When your only tool is a hammer, everything starts to look like a nail. That’s an old saying and perhaps somewhat obvious, but our tools do color our solutions and sometimes in very subtle ways. For example, using a computer causes our solutions to take a certain shape, especially related to numbers. A digital computer deals with numbers as integers and anything that isn’t is actually some representation with some limit. Sure, an IEEE floating point number has a wide range, but there’s still some discrete step between one and the next nearest that you can’t reduce. Even if you treat numbers as arbitrary text strings or fractions, the digital nature of computers will color your solution. But there are other ways to do computing, and they affect your outcome differently. That’s why [Bill Schweber’s] analog computation series caught our eye.
One great example of analog vs digital methods is reading an arbitrary analog quantity, say a voltage, a temperature, or a shaft position. In the digital domain, there’s some converter that has a certain number of bits. You can get that number of bits to something ridiculous, of course, but it isn’t easy. The fewer bits, the less you can understand the real-world quantity.

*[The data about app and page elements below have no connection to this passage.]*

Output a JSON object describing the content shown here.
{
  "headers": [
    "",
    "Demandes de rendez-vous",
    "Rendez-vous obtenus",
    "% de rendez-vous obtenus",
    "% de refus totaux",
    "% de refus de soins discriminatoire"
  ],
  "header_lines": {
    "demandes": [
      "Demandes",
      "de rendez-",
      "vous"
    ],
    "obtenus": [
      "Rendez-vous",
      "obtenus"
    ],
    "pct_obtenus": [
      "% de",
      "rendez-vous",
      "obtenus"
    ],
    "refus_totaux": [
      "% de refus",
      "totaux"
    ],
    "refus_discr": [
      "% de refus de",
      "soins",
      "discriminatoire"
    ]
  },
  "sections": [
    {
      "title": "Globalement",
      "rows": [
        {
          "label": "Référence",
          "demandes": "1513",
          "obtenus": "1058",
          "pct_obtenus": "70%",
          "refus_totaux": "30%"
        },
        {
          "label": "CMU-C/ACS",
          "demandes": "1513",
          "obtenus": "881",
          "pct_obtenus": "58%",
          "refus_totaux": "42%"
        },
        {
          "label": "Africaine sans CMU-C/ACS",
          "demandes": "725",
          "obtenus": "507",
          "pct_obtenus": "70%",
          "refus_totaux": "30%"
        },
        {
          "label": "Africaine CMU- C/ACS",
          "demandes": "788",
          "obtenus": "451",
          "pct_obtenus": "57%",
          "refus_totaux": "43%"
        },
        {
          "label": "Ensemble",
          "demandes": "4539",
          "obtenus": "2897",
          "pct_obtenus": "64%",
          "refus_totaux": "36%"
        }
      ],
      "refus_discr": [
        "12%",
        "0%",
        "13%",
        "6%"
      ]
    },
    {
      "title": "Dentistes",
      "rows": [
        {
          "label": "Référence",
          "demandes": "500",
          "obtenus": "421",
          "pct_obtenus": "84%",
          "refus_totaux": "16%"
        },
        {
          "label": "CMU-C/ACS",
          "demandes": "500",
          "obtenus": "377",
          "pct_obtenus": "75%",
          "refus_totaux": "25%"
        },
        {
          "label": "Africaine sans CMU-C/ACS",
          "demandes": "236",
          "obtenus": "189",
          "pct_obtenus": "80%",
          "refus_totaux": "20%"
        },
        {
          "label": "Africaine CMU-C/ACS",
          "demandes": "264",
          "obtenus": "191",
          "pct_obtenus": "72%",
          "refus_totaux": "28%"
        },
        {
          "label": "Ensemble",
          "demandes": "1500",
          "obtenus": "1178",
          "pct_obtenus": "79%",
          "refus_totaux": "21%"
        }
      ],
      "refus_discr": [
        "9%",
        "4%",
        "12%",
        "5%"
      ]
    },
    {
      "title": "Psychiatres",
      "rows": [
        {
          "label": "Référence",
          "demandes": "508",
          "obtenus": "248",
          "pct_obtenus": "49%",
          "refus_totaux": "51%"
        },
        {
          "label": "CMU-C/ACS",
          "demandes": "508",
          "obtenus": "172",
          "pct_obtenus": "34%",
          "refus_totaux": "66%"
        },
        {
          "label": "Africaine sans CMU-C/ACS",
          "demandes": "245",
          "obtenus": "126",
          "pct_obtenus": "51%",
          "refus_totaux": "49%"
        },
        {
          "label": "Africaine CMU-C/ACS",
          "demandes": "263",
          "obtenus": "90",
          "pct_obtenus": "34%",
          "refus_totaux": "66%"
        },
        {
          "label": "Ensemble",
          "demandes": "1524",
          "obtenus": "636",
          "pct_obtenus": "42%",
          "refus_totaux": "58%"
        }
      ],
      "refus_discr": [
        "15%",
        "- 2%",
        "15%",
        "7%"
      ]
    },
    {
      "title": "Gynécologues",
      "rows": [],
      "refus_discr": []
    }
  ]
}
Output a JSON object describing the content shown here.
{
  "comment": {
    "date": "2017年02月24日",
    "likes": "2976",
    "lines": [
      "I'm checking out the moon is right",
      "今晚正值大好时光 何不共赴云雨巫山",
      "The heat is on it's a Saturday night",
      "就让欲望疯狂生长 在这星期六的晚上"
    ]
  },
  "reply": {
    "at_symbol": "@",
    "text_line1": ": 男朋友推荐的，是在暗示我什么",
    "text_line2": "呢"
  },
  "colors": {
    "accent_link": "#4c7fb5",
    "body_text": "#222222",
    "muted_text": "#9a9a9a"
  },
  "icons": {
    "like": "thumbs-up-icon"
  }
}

For example, you could consider a single comparator to be a one-bit analog to digital converter, but all you can tell then is if the number is above or below a certain value. A two-bit converter would let you break a 0-3V signal into 1V steps. But a cheap and simple potentiometer can divide a 0-3V signal into a virtually infinite number of smaller voltages. Sure there’s some physical limit to the pot, and we suppose at some level many physical values are quantized due to the physics, but those are infinitesimal compared to a dozen or so bits of a converter. On top of that, sampled signals are measured at discrete time points which changes certain things and leads to effects like aliasing, for example.
There was a time when it wasn’t clear analog computers wouldn’t dominate. But although they failed to win the computing architecture war, they are still around. As [Bill] points out, analog processing still occurs where you need cheap, fast, or continuous computations.
We’ve only seen part one of the series so far, but it is a great read, laying out the basics and why analog computing is still important. For example, an AC power meter might use a few op-amps to replace a pretty significant digital computing capability.
If you want to be pedantic, yes physical quantities sometimes have quantization — you can’t have a fraction of an electron charge, for example. It is also true that analog computing may introduce some small delay as circuitry settles. But, in general, pushing a digital system to be more precise than the physical quantization or to work faster than an analog computer is very difficult. A few resistors and op-amps are cheap and simple. No real time operating system required. No special techniques for dealing with discrete time measurements.